We all had a favourite superhero when we were kids - whether it was Superman because he could fly, Storm and her ability to control the weather or Wolverine and his retractable metal claws. My favourite was always Batman. He couldn't leap tall buildings or run faster than a speeding bullet but he had the coolest tech of all the superheroes and it seemed that no matter what the situation - he had something attached to his utility belt or in the Batmobile that would deal with it. KAPOW! BOF! Batman and his array of inventions wins the day again.
It's not surprising then, that he tops my list because a lot of his 'super-power' lies in his inventions and the kit that has been engineered to assist him.
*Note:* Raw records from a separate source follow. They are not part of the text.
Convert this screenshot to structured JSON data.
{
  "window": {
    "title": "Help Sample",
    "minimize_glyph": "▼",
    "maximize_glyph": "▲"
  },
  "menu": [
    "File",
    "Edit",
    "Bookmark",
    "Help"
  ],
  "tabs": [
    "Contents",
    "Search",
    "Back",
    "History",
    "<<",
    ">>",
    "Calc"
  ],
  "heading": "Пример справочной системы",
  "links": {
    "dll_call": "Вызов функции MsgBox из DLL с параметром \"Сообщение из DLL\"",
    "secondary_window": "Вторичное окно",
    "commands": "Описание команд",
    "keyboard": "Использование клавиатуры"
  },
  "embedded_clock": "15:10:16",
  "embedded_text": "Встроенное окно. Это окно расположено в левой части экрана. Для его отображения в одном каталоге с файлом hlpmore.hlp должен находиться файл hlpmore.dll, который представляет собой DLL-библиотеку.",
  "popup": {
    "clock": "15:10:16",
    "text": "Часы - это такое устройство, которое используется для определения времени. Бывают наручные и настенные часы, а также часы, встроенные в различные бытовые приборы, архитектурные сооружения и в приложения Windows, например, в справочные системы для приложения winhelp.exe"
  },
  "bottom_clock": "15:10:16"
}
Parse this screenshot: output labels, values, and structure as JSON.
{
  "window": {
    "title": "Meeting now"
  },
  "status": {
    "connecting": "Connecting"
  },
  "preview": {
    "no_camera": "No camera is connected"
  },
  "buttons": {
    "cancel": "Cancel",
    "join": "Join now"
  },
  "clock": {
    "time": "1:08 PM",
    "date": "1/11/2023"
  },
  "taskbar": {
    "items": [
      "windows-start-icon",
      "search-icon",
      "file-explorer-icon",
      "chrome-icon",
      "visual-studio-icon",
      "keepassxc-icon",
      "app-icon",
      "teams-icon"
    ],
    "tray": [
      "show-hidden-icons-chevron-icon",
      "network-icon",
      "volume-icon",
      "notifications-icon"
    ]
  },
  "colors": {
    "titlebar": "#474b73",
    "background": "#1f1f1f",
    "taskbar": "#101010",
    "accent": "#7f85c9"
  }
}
As someone who has been working in engineering and inventing for the last thirty years my work has been about solving problems and creating solutions to help build a better future.
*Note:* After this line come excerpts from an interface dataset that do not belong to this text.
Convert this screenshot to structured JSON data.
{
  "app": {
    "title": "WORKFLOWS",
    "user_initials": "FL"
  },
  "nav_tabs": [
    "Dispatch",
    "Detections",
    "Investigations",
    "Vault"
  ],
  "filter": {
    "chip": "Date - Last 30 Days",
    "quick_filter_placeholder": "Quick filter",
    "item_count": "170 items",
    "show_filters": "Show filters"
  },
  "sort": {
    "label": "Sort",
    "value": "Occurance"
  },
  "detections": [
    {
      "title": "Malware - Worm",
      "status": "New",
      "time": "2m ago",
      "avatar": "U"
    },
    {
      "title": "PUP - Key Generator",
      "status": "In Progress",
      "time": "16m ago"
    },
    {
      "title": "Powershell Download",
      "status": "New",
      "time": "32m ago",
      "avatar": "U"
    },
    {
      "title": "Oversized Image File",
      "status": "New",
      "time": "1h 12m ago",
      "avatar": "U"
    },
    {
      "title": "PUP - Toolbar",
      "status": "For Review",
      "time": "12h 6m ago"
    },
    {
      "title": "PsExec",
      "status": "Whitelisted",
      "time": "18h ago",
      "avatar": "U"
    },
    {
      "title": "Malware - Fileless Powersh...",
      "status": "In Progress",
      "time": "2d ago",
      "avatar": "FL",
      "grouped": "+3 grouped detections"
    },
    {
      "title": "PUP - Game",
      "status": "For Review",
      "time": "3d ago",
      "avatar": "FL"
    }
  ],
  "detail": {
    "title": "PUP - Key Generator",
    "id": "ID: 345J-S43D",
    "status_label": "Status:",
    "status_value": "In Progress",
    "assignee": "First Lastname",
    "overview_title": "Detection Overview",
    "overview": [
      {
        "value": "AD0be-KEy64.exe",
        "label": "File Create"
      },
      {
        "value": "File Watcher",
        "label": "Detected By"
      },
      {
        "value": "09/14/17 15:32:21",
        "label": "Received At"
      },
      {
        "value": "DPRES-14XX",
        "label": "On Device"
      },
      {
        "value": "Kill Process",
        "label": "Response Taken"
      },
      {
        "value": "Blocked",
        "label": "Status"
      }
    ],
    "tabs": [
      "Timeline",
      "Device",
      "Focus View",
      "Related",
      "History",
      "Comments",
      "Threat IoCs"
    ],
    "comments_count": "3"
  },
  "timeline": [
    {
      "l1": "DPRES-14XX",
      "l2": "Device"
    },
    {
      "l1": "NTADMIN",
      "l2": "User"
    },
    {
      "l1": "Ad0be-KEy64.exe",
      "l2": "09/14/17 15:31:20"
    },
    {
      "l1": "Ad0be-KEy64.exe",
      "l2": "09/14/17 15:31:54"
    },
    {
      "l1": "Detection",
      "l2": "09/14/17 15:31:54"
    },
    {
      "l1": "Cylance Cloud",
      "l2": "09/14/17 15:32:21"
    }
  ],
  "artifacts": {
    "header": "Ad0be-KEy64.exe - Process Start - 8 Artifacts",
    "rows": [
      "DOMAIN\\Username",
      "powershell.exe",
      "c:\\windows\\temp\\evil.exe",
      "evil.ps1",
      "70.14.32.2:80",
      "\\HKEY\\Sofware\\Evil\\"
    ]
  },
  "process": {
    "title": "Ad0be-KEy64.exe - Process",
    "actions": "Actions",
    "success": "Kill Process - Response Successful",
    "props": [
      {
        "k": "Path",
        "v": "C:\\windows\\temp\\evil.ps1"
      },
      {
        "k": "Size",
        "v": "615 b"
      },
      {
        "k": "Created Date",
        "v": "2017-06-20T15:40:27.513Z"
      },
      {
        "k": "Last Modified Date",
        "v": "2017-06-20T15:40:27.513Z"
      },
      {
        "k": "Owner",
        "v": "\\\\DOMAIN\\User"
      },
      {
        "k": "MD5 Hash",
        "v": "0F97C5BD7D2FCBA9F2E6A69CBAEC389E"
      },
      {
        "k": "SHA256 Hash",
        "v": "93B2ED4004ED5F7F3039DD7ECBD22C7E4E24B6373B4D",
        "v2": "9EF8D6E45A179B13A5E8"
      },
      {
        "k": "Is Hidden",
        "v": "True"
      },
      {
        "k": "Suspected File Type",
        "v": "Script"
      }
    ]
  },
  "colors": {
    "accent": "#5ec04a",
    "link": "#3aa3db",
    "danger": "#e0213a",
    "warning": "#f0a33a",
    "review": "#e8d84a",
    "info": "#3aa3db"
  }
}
Superheroes continue to fascinate all of us and the proliferation of movies, comics and TV-shows is testament to that but science, engineering and technology have come a long way since Superman was first introduced to the world in 1938 and this has meant we are beginning to see mankind do the things comic book writers could only imagine. Last week was Tomorrow's Engineers Week - an opportunity to highlight to young people across the UK some of the exciting careers in modern engineering. Working with the IET and Mumsnet we answered questions put to us by parents and kids about superheroes and which powers could one day be a reality thanks to advances in engineering.
We received over one hundred questions about a variety of superheroes. Here are some of the questions we answered:
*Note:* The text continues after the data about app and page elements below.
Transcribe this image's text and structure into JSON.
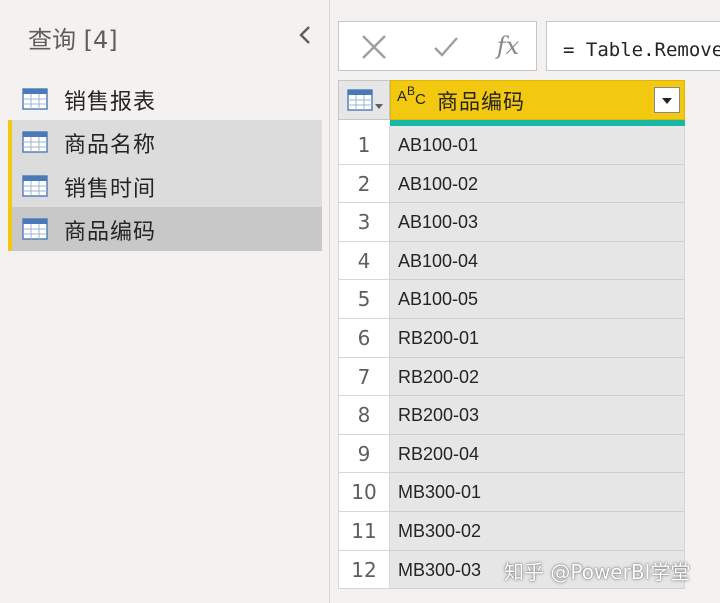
{
  "queries_pane": {
    "title": "查询 [4]",
    "items": [
      {
        "label": "销售报表",
        "selected": false
      },
      {
        "label": "商品名称",
        "selected": false
      },
      {
        "label": "销售时间",
        "selected": false
      },
      {
        "label": "商品编码",
        "selected": true
      }
    ]
  },
  "formula_bar": {
    "formula": "= Table.RemoveColumns(源,{\"商品名称\", \"销售时间\"})",
    "fx_label": "fx"
  },
  "grid": {
    "column_type": {
      "main": "A",
      "sup": "B",
      "sub": "C"
    },
    "column_header": "商品编码",
    "rows": [
      {
        "num": "1",
        "value": "AB100-01"
      },
      {
        "num": "2",
        "value": "AB100-02"
      },
      {
        "num": "3",
        "value": "AB100-03"
      },
      {
        "num": "4",
        "value": "AB100-04"
      },
      {
        "num": "5",
        "value": "AB100-05"
      },
      {
        "num": "6",
        "value": "RB200-01"
      },
      {
        "num": "7",
        "value": "RB200-02"
      },
      {
        "num": "8",
        "value": "RB200-03"
      },
      {
        "num": "9",
        "value": "RB200-04"
      },
      {
        "num": "10",
        "value": "MB300-01"
      },
      {
        "num": "11",
        "value": "MB300-02"
      },
      {
        "num": "12",
        "value": "MB300-03"
      }
    ]
  },
  "watermark": "知乎 @PowerBI学堂",
  "colors": {
    "accent": "#f2c811",
    "quality_strip": "#17b8a6",
    "table_icon": "#4a79b8"
  },
  "icons": [
    "table-icon",
    "collapse-chevron-icon",
    "cancel-x-icon",
    "commit-check-icon",
    "fx-icon",
    "text-type-icon",
    "dropdown-arrow-icon"
  ]
}
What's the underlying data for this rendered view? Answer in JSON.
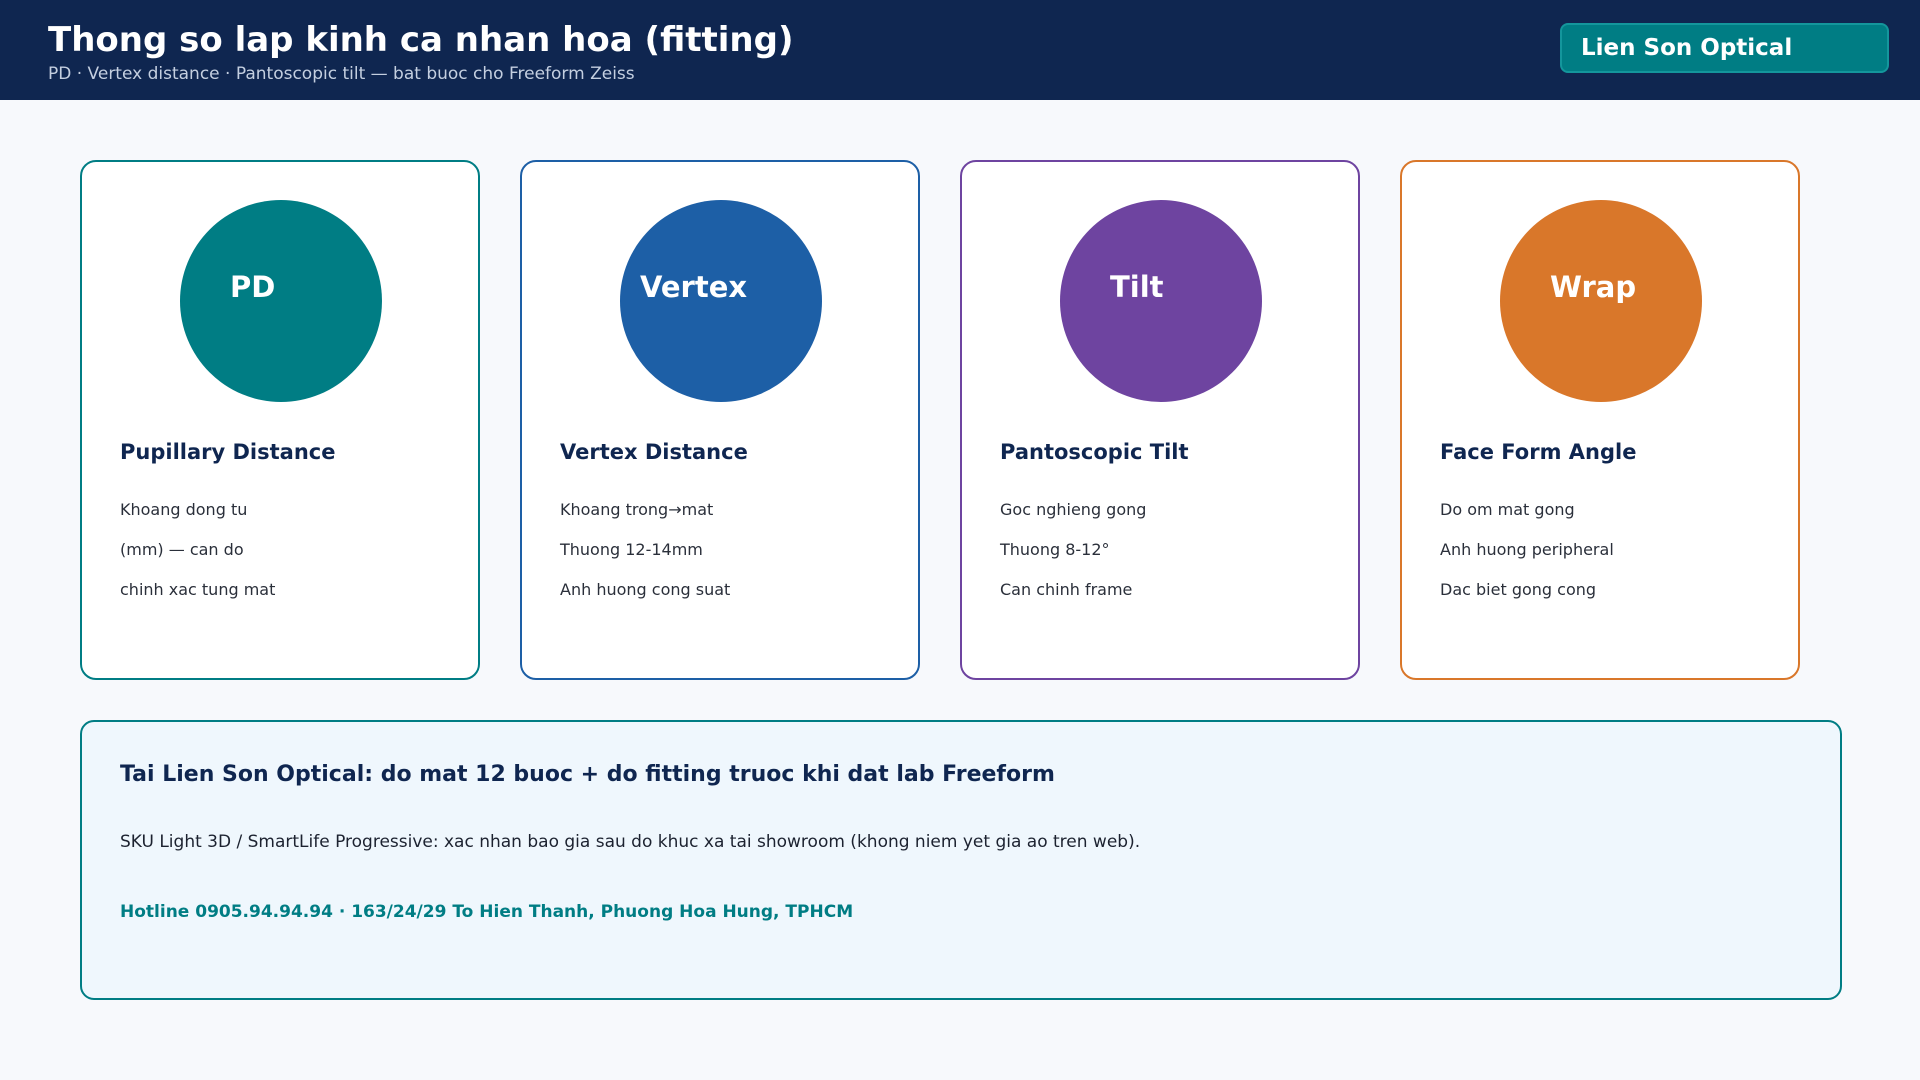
{
  "header": {
    "title": "Thong so lap kinh ca nhan hoa (fitting)",
    "subtitle": "PD · Vertex distance · Pantoscopic tilt — bat buoc cho Freeform Zeiss",
    "brand": "Lien Son Optical",
    "background_color": "#0f2650",
    "brand_color": "#007d84"
  },
  "cards": [
    {
      "circle_label": "PD",
      "title": "Pupillary Distance",
      "lines": [
        "Khoang dong tu",
        "(mm) — can do",
        "chinh xac tung mat"
      ],
      "color": "#007d84"
    },
    {
      "circle_label": "Vertex",
      "title": "Vertex Distance",
      "lines": [
        "Khoang trong→mat",
        "Thuong 12-14mm",
        "Anh huong cong suat"
      ],
      "color": "#1d5fa6"
    },
    {
      "circle_label": "Tilt",
      "title": "Pantoscopic Tilt",
      "lines": [
        "Goc nghieng gong",
        "Thuong 8-12°",
        "Can chinh frame"
      ],
      "color": "#6e44a0"
    },
    {
      "circle_label": "Wrap",
      "title": "Face Form Angle",
      "lines": [
        "Do om mat gong",
        "Anh huong peripheral",
        "Dac biet gong cong"
      ],
      "color": "#d9772a"
    }
  ],
  "info": {
    "title": "Tai Lien Son Optical: do mat 12 buoc + do fitting truoc khi dat lab Freeform",
    "text": "SKU Light 3D / SmartLife Progressive: xac nhan bao gia sau do khuc xa tai showroom (khong niem yet gia ao tren web).",
    "hotline": "Hotline 0905.94.94.94 · 163/24/29 To Hien Thanh, Phuong Hoa Hung, TPHCM"
  }
}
Could we ever climb buildings and heal quickly like Spider-Man?
Scientists have already discovered how to climb walls like geckos. You just need a slightly larger than hand-sized amount of gecko-like material and to work out how to balance the strain of the hanging human in a uniform way. Also, the rise of graphene - the world's thinnest material - may also allow engineers to develop silk web throwing capabilities.
Exoskeleton technology will allow us to develop superhuman capabilities like Spider-Man. Exoskeleton technology allows people with spinal cord injuries to walk again and advanced materials could make them lighter and more flexible to resist injury, like Spider-Man.
Would humans ever be able to understand all languages like Wonder Woman or have indestructible armour like the one she wears?
Universal language deciphering is being developed by engineers now and wireless ear pieces like Apple's airpods and speech recognition tech (like siri) could be used to ensure we can understand multiple languages.
Wonder Woman's bracelets are indestructible and able to absorb the impact of incoming attacks. We already have bullet proof vests but these only absorb bullets often leaving the wearer injured. To engineer Wonder Woman's bracelets, carbon nanotubes could be woven to repel the force of attacks rather than absorb it.
Will humans ever be able to be invisible?
In the future, fabricated artificial materials called 'metamaterials' could allow engineers to harness the power of Marvel's The Invisible Woman. Engineers have recently worked out how in principle to 'cloak' objects to make them invisible - by bending the light around them and back onto its original path, they can block the view of the object to the eye.
Is it possible to create regenerative power like Wolverine?
In the future it could be created by bio-printing - a type of 3D printing that prints cells, which could be used to print new organs eventually.
Are we any closer to actually making a real Iron Man suit?
By looking at the advances in reading brain waves and understanding how these control different actions, engineers could create a suit like this. The suit could be controlled by our minds.
Of course, whilst we had a great time answering questions, as with any mission, there was an end goal. Who knows if we will ever be able to jump buildings in one bound or have the strength of the Incredible Hulk, but it will be engineers and scientists who go on to create and design our world for the better. With the current engineering skills shortage in the UK, there is an urgent need to get more young people, particularly girls, interested in engineering and technology and showcase the exciting range of creative engineering jobs. We expect that an engineering career will become ever more diverse, varied and exciting, changing much more over time than has been traditional - which will be hugely rewarding. I'd encourage any parent or young person to visit the IET's Engineer a Better world or the Tomorrow's Engineers websites to find out more. Engineers assemble!
For more information about the IET's Engineer a Better World campaign, click here
For more information about Tomorrow's Engineers, click hereSuggest a correction